After Hackbarth purchased a 60-inch Wolf range from a kitchen design showroom that was closing, the time was right for a long-awaited kitchen remodel. Renaissance Design and Renovation took on the challenge of updating the 100-plus-year-old space, replacing ancient plumbing and knob-and-tube wiring. Taking the walls down to the studs, Jody Ryg of RdR encountered a few puzzlers in the remodel. The walls were not square and the floors sloped a full 3 inches from one end of the room to the other. Ryg compensated by creating custom molding to disguise the deficiencies along the ceiling and on the island. Ryg also discovered a chimney right in the middle of a wall that ran the full four floors of the house. "I took a hammer to the plaster wall and realized the chimney was old Cream City brick," Ryg says. With the range and the windows being locked into the design and the expense of removing the chimney daunting, Ryg acid-washed the brick and designed a china cabinet around it. Itís now a focal point of the room where the homeownersí Versace dinnerware is beautifully displayed. An old radiator next to the chimney received a decorative makeover and a full-height bookshelf displays Hackbarthís cookbook collection.

         

Above: Renaissance Design and Renovation received a first place award for kitchen design from the National Kitchen and Bath Association, one of six awards the firm received in the 2014 regional competition. Cabinets: custom-designed Wood Mode; counters: white tundra granite; faucet: Sigma; chandelier: Savoy.

Now, when Hackbarth and Nelson entertain, their guests gather at the 11-foot long island, and Hackbarth couldnít be happier. "The kitchen is a dream come true," he says. "I truly love cooking and enjoy experimenting. Itís a kitchen thatís not just for show."
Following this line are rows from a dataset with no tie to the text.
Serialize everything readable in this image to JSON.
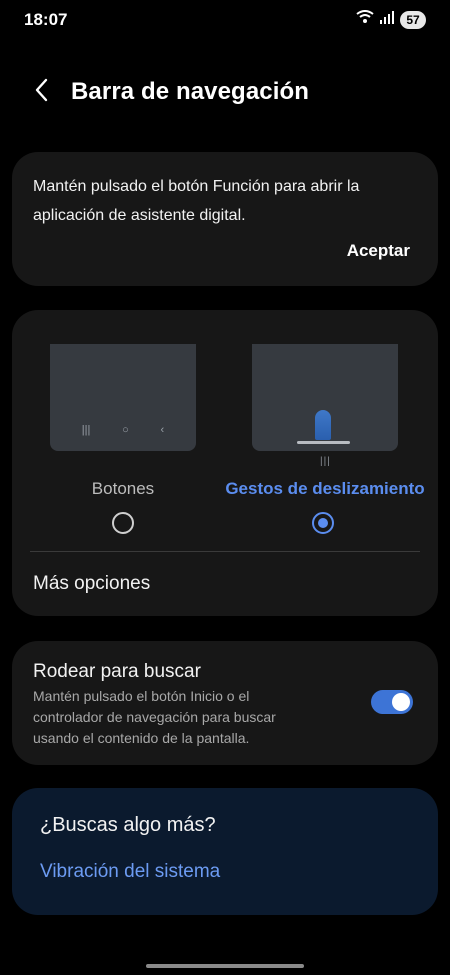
{
  "status_bar": {
    "time": "18:07",
    "battery": "57"
  },
  "header": {
    "title": "Barra de navegación"
  },
  "assistant_card": {
    "text": "Mantén pulsado el botón Función para abrir la aplicación de asistente digital.",
    "accept_label": "Aceptar"
  },
  "navigation_type": {
    "options": [
      {
        "label": "Botones",
        "selected": false
      },
      {
        "label": "Gestos de deslizamiento",
        "selected": true
      }
    ],
    "more_options_label": "Más opciones"
  },
  "circle_to_search": {
    "title": "Rodear para buscar",
    "description": "Mantén pulsado el botón Inicio o el controlador de navegación para buscar usando el contenido de la pantalla.",
    "enabled": true
  },
  "looking_for_more": {
    "title": "¿Buscas algo más?",
    "link_label": "Vibración del sistema"
  },
  "colors": {
    "accent": "#5b8def",
    "card": "#171717",
    "suggest_card": "#0b1a2e"
  },
  "icons": [
    "wifi-icon",
    "signal-icon",
    "back-arrow-icon",
    "recents-icon",
    "home-icon",
    "back-icon"
  ]
}
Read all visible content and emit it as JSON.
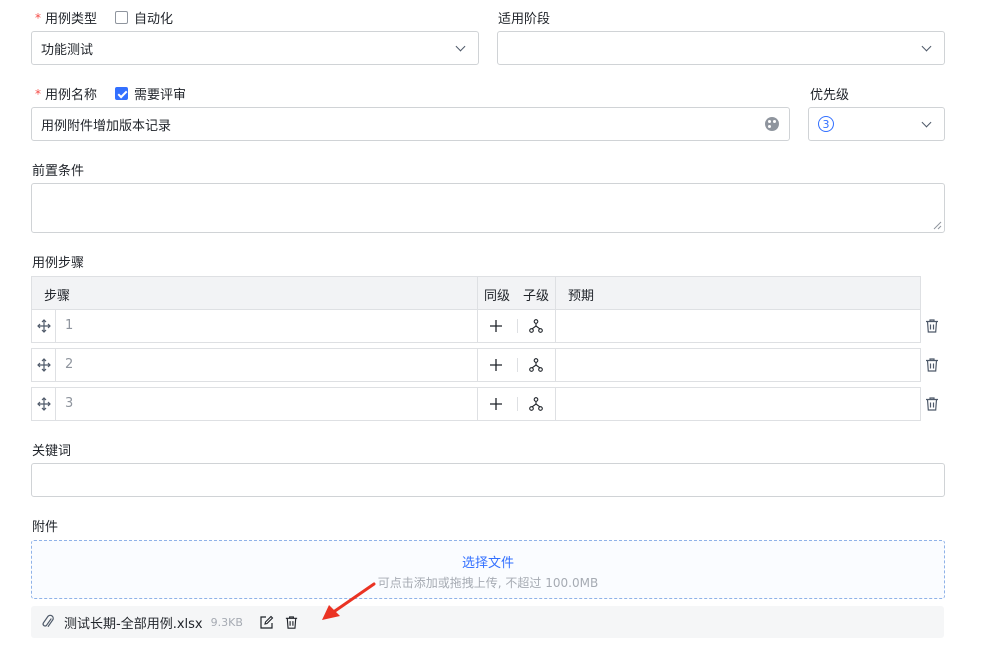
{
  "case_type": {
    "label": "用例类型",
    "automation_label": "自动化",
    "value": "功能测试"
  },
  "stage": {
    "label": "适用阶段",
    "value": ""
  },
  "case_name": {
    "label": "用例名称",
    "review_label": "需要评审",
    "value": "用例附件增加版本记录"
  },
  "priority": {
    "label": "优先级",
    "value": "③"
  },
  "precondition": {
    "label": "前置条件",
    "value": ""
  },
  "steps": {
    "label": "用例步骤",
    "headers": {
      "step": "步骤",
      "sibling": "同级",
      "child": "子级",
      "expected": "预期"
    },
    "rows": [
      {
        "number": "1",
        "expected": ""
      },
      {
        "number": "2",
        "expected": ""
      },
      {
        "number": "3",
        "expected": ""
      }
    ]
  },
  "keywords": {
    "label": "关键词",
    "value": ""
  },
  "attachments": {
    "label": "附件",
    "upload_title": "选择文件",
    "upload_hint": "可点击添加或拖拽上传, 不超过 100.0MB",
    "file_name": "测试长期-全部用例.xlsx",
    "file_size": "9.3KB"
  },
  "colors": {
    "accent": "#3370ff",
    "required": "#f54a45",
    "annotation_arrow": "#ea3323"
  }
}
RdRís Kris Bilty says the project not only brought the kitchen up to date, but also preserved the homeís history. "I love that we brought the character back," she says. "I feel like that kitchen could have been there forever."

 












 


This story ran in the December 2014 issue of: